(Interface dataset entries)
━━━━

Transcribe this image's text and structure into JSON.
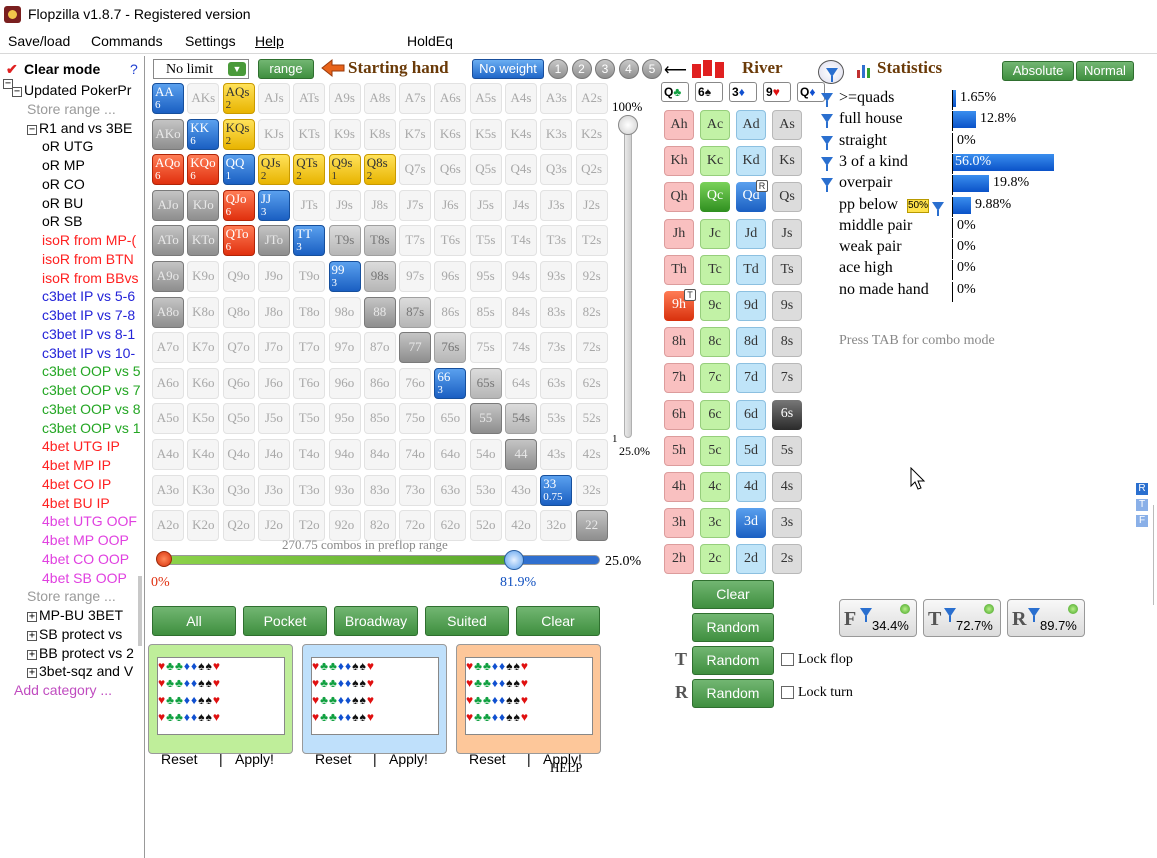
{
  "window": {
    "title": "Flopzilla v1.8.7 - Registered version"
  },
  "menu": [
    "Save/load",
    "Commands",
    "Settings",
    "Help",
    "HoldEq"
  ],
  "left_panel": {
    "clear_mode": "Clear mode",
    "help_mark": "?",
    "tree": [
      {
        "text": "Updated PokerPr",
        "color": "black",
        "pm": "−"
      },
      {
        "text": "Store range ...",
        "color": "gray"
      },
      {
        "text": "R1 and vs 3BE",
        "color": "black",
        "pm": "−"
      },
      {
        "text": "oR UTG",
        "color": "black"
      },
      {
        "text": "oR MP",
        "color": "black"
      },
      {
        "text": "oR CO",
        "color": "black"
      },
      {
        "text": "oR BU",
        "color": "black"
      },
      {
        "text": "oR SB",
        "color": "black"
      },
      {
        "text": "isoR from MP-(",
        "color": "red"
      },
      {
        "text": "isoR from BTN",
        "color": "red"
      },
      {
        "text": "isoR from BBvs",
        "color": "red"
      },
      {
        "text": "c3bet IP vs 5-6",
        "color": "blue"
      },
      {
        "text": "c3bet IP vs 7-8",
        "color": "blue"
      },
      {
        "text": "c3bet IP vs 8-1",
        "color": "blue"
      },
      {
        "text": "c3bet IP vs 10-",
        "color": "blue"
      },
      {
        "text": "c3bet OOP vs 5",
        "color": "green"
      },
      {
        "text": "c3bet OOP vs 7",
        "color": "green"
      },
      {
        "text": "c3bet OOP vs 8",
        "color": "green"
      },
      {
        "text": "c3bet OOP vs 1",
        "color": "green"
      },
      {
        "text": "4bet UTG IP",
        "color": "red"
      },
      {
        "text": "4bet MP IP",
        "color": "red"
      },
      {
        "text": "4bet CO IP",
        "color": "red"
      },
      {
        "text": "4bet BU IP",
        "color": "red"
      },
      {
        "text": "4bet UTG OOF",
        "color": "mag"
      },
      {
        "text": "4bet MP OOP",
        "color": "mag"
      },
      {
        "text": "4bet CO OOP",
        "color": "mag"
      },
      {
        "text": "4bet SB OOP",
        "color": "mag"
      },
      {
        "text": "Store range ...",
        "color": "gray"
      },
      {
        "text": "MP-BU 3BET",
        "color": "black",
        "pm": "+"
      },
      {
        "text": "SB protect vs",
        "color": "black",
        "pm": "+"
      },
      {
        "text": "BB protect vs 2",
        "color": "black",
        "pm": "+"
      },
      {
        "text": "3bet-sqz and V",
        "color": "black",
        "pm": "+"
      },
      {
        "text": "Add category ...",
        "color": "pink"
      }
    ]
  },
  "toolbar": {
    "limit_select": "No limit",
    "range_btn": "range",
    "starting_hand": "Starting hand",
    "no_weight": "No weight",
    "weights": [
      "1",
      "2",
      "3",
      "4",
      "5"
    ],
    "river": "River",
    "statistics": "Statistics",
    "absolute": "Absolute",
    "normal": "Normal"
  },
  "hand_grid": [
    [
      "AA",
      "AKs",
      "AQs",
      "AJs",
      "ATs",
      "A9s",
      "A8s",
      "A7s",
      "A6s",
      "A5s",
      "A4s",
      "A3s",
      "A2s"
    ],
    [
      "AKo",
      "KK",
      "KQs",
      "KJs",
      "KTs",
      "K9s",
      "K8s",
      "K7s",
      "K6s",
      "K5s",
      "K4s",
      "K3s",
      "K2s"
    ],
    [
      "AQo",
      "KQo",
      "QQ",
      "QJs",
      "QTs",
      "Q9s",
      "Q8s",
      "Q7s",
      "Q6s",
      "Q5s",
      "Q4s",
      "Q3s",
      "Q2s"
    ],
    [
      "AJo",
      "KJo",
      "QJo",
      "JJ",
      "JTs",
      "J9s",
      "J8s",
      "J7s",
      "J6s",
      "J5s",
      "J4s",
      "J3s",
      "J2s"
    ],
    [
      "ATo",
      "KTo",
      "QTo",
      "JTo",
      "TT",
      "T9s",
      "T8s",
      "T7s",
      "T6s",
      "T5s",
      "T4s",
      "T3s",
      "T2s"
    ],
    [
      "A9o",
      "K9o",
      "Q9o",
      "J9o",
      "T9o",
      "99",
      "98s",
      "97s",
      "96s",
      "95s",
      "94s",
      "93s",
      "92s"
    ],
    [
      "A8o",
      "K8o",
      "Q8o",
      "J8o",
      "T8o",
      "98o",
      "88",
      "87s",
      "86s",
      "85s",
      "84s",
      "83s",
      "82s"
    ],
    [
      "A7o",
      "K7o",
      "Q7o",
      "J7o",
      "T7o",
      "97o",
      "87o",
      "77",
      "76s",
      "75s",
      "74s",
      "73s",
      "72s"
    ],
    [
      "A6o",
      "K6o",
      "Q6o",
      "J6o",
      "T6o",
      "96o",
      "86o",
      "76o",
      "66",
      "65s",
      "64s",
      "63s",
      "62s"
    ],
    [
      "A5o",
      "K5o",
      "Q5o",
      "J5o",
      "T5o",
      "95o",
      "85o",
      "75o",
      "65o",
      "55",
      "54s",
      "53s",
      "52s"
    ],
    [
      "A4o",
      "K4o",
      "Q4o",
      "J4o",
      "T4o",
      "94o",
      "84o",
      "74o",
      "64o",
      "54o",
      "44",
      "43s",
      "42s"
    ],
    [
      "A3o",
      "K3o",
      "Q3o",
      "J3o",
      "T3o",
      "93o",
      "83o",
      "73o",
      "63o",
      "53o",
      "43o",
      "33",
      "32s"
    ],
    [
      "A2o",
      "K2o",
      "Q2o",
      "J2o",
      "T2o",
      "92o",
      "82o",
      "72o",
      "62o",
      "52o",
      "42o",
      "32o",
      "22"
    ]
  ],
  "hand_styles": {
    "AA": "blue:6",
    "AKo": "gray",
    "KK": "blue:6",
    "AQs": "yellow:2",
    "KQs": "yellow:2",
    "AQo": "red:6",
    "KQo": "red:6",
    "QQ": "blue:1",
    "QJs": "yellow:2",
    "QTs": "yellow:2",
    "Q9s": "yellow:1",
    "Q8s": "yellow:2",
    "AJo": "gray",
    "KJo": "gray",
    "QJo": "red:6",
    "JJ": "blue:3",
    "ATo": "gray",
    "KTo": "gray",
    "QTo": "red:6",
    "JTo": "gray",
    "TT": "blue:3",
    "T9s": "lgray",
    "T8s": "lgray",
    "A9o": "gray",
    "99": "blue:3",
    "98s": "lgray",
    "A8o": "gray",
    "88": "gray",
    "87s": "lgray",
    "77": "gray",
    "76s": "lgray",
    "66": "blue:3",
    "65s": "lgray",
    "55": "gray",
    "54s": "lgray",
    "44": "gray",
    "33": "blue:0.75",
    "22": "gray"
  },
  "slider": {
    "top_pct": "100%",
    "bottom_pct": "25.0%",
    "bottom_mark": "1",
    "combos_text": "270.75 combos in preflop range",
    "h_left": "0%",
    "h_mid": "81.9%",
    "h_right": "25.0%"
  },
  "range_buttons": [
    "All",
    "Pocket",
    "Broadway",
    "Suited",
    "Clear"
  ],
  "suit_panels": [
    {
      "color": "#bfee9a",
      "reset": "Reset",
      "apply": "Apply!"
    },
    {
      "color": "#bfe0fb",
      "reset": "Reset",
      "apply": "Apply!"
    },
    {
      "color": "#fdc79a",
      "reset": "Reset",
      "apply": "Apply!"
    }
  ],
  "help": "HELP",
  "flop": [
    "Q",
    "6",
    "3",
    "9",
    "Q"
  ],
  "board_ranks": [
    "A",
    "K",
    "Q",
    "J",
    "T",
    "9",
    "8",
    "7",
    "6",
    "5",
    "4",
    "3",
    "2"
  ],
  "board_selected": {
    "Qc": "csel",
    "Qd": "dsel",
    "9h": "hsel",
    "6s": "ssel",
    "3d": "dsel"
  },
  "board_tags": {
    "Qd": "R",
    "9h": "T"
  },
  "board_buttons": {
    "clear": "Clear",
    "random": "Random",
    "random_t": "Random",
    "random_r": "Random",
    "lock_flop": "Lock flop",
    "lock_turn": "Lock turn",
    "t_label": "T",
    "r_label": "R"
  },
  "statistics": [
    {
      "label": ">=quads",
      "value": "1.65%",
      "bar": 1.65,
      "funnel": true
    },
    {
      "label": "full house",
      "value": "12.8%",
      "bar": 12.8,
      "funnel": true
    },
    {
      "label": "straight",
      "value": "0%",
      "bar": 0,
      "funnel": true
    },
    {
      "label": "3 of a kind",
      "value": "56.0%",
      "bar": 56.0,
      "funnel": true,
      "inside": true
    },
    {
      "label": "overpair",
      "value": "19.8%",
      "bar": 19.8,
      "funnel": true
    },
    {
      "label": "pp below",
      "value": "9.88%",
      "bar": 9.88,
      "badge": "50%"
    },
    {
      "label": "middle pair",
      "value": "0%",
      "bar": 0
    },
    {
      "label": "weak pair",
      "value": "0%",
      "bar": 0
    },
    {
      "label": "ace high",
      "value": "0%",
      "bar": 0
    },
    {
      "label": "no made hand",
      "value": "0%",
      "bar": 0
    }
  ],
  "stats_hint": "Press TAB for combo mode",
  "filter_buttons": [
    {
      "letter": "F",
      "value": "34.4%"
    },
    {
      "letter": "T",
      "value": "72.7%"
    },
    {
      "letter": "R",
      "value": "89.7%"
    }
  ],
  "side_rtf": [
    "R",
    "T",
    "F"
  ]
}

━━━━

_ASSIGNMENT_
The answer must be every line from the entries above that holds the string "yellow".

_TASK OUTPUT_
    "AQs": "yellow:2",
    "KQs": "yellow:2",
    "QJs": "yellow:2",
    "QTs": "yellow:2",
    "Q9s": "yellow:1",
    "Q8s": "yellow:2",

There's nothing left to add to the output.